_Your goal_
The word "JSON" occurs in some lines of the listing. Copy those lines.

_Records for this task_
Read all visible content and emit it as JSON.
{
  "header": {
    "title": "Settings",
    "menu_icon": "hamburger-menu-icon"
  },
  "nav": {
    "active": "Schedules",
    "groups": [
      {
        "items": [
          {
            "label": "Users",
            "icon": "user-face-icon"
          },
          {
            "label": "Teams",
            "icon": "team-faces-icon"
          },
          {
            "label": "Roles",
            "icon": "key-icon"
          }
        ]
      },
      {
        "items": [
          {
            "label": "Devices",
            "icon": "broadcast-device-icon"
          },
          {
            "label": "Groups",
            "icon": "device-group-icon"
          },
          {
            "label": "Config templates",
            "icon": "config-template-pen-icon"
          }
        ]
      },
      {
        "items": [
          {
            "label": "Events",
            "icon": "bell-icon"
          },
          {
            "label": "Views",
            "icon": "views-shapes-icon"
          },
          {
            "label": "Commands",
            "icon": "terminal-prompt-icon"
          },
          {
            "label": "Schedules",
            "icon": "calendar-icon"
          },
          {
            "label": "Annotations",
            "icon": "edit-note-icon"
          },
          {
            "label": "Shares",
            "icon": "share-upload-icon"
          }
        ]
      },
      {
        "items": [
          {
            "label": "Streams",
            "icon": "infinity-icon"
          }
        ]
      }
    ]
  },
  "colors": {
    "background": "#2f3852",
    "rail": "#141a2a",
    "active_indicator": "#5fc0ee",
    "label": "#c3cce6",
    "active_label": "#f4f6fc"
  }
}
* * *
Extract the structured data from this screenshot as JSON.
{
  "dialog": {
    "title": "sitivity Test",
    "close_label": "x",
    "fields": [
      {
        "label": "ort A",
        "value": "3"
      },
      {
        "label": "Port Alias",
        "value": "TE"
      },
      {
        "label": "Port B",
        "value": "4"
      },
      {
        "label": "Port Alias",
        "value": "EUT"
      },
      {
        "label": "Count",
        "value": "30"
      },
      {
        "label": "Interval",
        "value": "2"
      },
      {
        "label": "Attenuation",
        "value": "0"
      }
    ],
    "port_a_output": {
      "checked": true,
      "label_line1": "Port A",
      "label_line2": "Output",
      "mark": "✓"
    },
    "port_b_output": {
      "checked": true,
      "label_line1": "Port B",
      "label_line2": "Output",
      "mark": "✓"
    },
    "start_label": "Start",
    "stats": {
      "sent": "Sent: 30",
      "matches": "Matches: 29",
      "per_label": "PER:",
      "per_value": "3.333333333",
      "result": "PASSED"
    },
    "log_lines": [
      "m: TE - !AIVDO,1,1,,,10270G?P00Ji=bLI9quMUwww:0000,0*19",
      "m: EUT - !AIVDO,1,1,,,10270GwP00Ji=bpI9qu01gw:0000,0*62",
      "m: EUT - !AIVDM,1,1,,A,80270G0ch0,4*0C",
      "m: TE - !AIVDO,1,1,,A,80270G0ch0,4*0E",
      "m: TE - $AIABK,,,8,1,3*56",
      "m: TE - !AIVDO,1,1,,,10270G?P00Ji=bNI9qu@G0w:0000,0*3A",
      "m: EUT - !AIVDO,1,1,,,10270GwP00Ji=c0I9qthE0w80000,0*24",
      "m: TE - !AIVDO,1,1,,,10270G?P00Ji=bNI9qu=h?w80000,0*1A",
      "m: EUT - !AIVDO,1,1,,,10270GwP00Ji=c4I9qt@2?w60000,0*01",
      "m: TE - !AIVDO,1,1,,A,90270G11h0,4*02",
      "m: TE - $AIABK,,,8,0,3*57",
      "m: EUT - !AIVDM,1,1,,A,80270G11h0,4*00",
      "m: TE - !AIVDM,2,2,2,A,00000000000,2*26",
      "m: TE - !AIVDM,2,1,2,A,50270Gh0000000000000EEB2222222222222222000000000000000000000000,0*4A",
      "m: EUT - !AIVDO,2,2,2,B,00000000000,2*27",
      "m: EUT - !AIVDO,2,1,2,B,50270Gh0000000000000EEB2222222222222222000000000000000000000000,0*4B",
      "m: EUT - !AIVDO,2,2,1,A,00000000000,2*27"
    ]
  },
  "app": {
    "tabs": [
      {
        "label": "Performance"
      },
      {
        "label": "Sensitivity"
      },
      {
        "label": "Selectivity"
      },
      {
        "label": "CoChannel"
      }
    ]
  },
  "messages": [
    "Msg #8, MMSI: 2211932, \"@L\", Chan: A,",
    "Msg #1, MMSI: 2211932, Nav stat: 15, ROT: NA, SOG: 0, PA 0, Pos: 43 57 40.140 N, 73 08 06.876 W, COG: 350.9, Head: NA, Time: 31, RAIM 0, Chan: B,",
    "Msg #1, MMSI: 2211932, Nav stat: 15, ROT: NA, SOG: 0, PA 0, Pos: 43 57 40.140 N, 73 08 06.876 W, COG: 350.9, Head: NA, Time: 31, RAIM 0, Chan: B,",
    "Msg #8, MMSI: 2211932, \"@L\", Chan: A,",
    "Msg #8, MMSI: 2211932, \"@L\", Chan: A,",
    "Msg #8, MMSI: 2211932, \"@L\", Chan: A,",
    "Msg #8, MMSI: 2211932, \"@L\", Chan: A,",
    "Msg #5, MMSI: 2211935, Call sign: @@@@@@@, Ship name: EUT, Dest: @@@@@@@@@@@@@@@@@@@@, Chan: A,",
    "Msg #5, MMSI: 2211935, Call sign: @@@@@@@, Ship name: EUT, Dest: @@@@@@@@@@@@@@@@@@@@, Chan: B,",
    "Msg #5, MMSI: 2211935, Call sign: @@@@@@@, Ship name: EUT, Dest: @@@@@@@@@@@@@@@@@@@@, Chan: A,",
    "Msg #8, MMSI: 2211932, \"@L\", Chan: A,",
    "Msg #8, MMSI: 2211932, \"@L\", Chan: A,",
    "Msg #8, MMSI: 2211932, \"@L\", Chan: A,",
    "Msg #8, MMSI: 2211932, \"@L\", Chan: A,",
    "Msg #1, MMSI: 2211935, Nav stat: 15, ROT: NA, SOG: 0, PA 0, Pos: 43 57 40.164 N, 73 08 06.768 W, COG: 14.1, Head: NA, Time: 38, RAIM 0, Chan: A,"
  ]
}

_Expected answer_
Read all visible content and emit it as JSON.
Extract the structured data from this screenshot as JSON.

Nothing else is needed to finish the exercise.